A bacterial dog skin infection is usually caused by some underlying disease or Staphylococcus intermedius which is a bacteria that infects canine skin. Pyoderma is characterized as being superficial, or only affecting the top layer of skin, or "deep" involving lower layers of the skin.
Dog skin pimples that are the result of a bacterial skin infection are called pustules (filled with pus) or papules (raised pimples on the skin).
There is an above average incidence in German Shepherds and short coated dogs with skin folds.
Causes of bacterial skin infections in dogs include:
- Broken skin or injury from scratching, trauma or grooming
- Foreign body under the skin
- Impaired circulation
- Immune system problems
- Change in bacterial flora
- Prolonged skin exposure to moisture (such as in dogs with skin folds)
- Hormonal disorders (hypothyroidism)
- Forunculosis (formation of boils)
Symptoms of infection include skin pimples (pus filled, hard), crusted skin, seborrhea (dandruff) and alopecia (hair loss) on legs.
A skin scraping is used for further evaluation under a microscope. For pimples sometimes a needle is used to collect skin material (aspiration of nodules). The veterinarian will need to differentiate a bacterial infection from other possible causes such as allergy (atopy/seasonal, food, fleas),
Antibiotics are used for a minimum of 7 to 10 days. Anti-bacterial prescription anti-biotics and shampoos that contain Chlorhexidine such as Duoxo are used to treat skin infections. Routine use of shampoos may help dogs that have a recurring problem. A topical applied to the skin that contains benzoyl peroxide (2%) could also be of benefit.
Whirlpool baths can help to drain wounds and remove skin debris. Dogs should be on a high quality AAFCO approved diet.
If lesions don't heal properly or if they frequently reoccur, bring them to the attention of a veterinarian for further investigation and to check for diseases such as hypothyroidism.
References Dog Skin Infection:
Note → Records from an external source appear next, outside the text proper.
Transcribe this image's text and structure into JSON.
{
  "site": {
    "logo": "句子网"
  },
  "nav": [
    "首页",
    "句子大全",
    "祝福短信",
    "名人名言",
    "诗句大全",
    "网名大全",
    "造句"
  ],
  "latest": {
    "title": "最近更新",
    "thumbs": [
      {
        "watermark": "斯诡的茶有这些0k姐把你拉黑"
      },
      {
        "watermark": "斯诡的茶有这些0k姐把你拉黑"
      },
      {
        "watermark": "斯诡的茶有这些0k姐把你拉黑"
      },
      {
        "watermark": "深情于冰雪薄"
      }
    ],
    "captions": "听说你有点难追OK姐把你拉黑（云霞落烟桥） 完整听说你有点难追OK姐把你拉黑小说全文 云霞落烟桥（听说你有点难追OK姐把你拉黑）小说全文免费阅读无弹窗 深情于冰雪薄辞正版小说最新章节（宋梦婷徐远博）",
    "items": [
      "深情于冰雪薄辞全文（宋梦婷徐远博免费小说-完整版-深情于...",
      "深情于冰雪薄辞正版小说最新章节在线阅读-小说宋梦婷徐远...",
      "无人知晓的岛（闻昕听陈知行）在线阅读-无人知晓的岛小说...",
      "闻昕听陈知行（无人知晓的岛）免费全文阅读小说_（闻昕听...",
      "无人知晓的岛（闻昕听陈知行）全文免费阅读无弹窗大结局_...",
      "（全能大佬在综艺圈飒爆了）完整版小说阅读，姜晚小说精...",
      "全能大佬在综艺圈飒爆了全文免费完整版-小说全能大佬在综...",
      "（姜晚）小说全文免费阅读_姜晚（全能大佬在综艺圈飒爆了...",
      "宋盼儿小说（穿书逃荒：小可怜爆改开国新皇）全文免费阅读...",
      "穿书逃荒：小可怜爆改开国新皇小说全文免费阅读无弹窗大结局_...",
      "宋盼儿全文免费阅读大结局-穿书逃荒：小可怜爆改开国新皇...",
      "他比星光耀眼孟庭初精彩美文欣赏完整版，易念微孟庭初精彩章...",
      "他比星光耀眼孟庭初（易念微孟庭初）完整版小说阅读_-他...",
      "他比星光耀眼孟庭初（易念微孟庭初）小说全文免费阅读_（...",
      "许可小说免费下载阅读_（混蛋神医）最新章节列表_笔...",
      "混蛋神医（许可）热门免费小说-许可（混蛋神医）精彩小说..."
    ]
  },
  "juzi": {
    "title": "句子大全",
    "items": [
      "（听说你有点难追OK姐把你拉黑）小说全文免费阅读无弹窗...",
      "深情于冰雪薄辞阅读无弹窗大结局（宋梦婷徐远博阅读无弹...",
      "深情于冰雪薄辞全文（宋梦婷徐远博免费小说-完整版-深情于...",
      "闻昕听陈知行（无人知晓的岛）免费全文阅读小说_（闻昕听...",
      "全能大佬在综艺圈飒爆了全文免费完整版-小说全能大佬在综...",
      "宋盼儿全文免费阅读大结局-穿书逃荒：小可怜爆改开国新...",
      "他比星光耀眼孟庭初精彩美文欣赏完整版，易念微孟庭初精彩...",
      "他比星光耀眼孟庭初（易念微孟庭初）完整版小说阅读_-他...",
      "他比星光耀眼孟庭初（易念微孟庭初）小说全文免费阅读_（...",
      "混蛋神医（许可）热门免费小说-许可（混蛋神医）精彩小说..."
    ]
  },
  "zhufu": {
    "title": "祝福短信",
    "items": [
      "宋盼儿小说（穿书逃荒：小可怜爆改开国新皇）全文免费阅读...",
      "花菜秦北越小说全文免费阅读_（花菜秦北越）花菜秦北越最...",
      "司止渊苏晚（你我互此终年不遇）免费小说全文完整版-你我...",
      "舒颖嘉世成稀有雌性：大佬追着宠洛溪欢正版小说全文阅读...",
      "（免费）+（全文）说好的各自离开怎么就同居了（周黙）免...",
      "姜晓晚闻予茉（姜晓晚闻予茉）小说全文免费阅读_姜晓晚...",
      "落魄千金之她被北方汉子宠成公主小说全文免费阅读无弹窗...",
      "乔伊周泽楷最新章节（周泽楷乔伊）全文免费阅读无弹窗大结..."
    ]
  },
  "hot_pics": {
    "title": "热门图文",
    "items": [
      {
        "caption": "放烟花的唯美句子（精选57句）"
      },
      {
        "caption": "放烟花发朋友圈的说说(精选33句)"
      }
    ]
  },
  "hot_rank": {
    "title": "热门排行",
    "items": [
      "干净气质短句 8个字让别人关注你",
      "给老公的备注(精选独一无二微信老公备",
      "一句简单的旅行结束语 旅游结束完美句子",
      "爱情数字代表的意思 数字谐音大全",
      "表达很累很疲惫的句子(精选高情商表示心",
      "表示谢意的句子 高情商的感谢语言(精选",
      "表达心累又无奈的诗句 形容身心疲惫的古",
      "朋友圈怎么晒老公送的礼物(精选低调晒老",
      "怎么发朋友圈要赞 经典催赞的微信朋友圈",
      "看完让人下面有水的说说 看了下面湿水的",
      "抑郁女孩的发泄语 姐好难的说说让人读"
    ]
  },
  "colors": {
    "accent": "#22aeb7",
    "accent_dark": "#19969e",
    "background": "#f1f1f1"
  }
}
Source: R.S. Mueller, Department of Clinical Sciences, College of Veterinary Medicine and Biomedical Sciences
Colorado State University
Researched by: Jeff Grill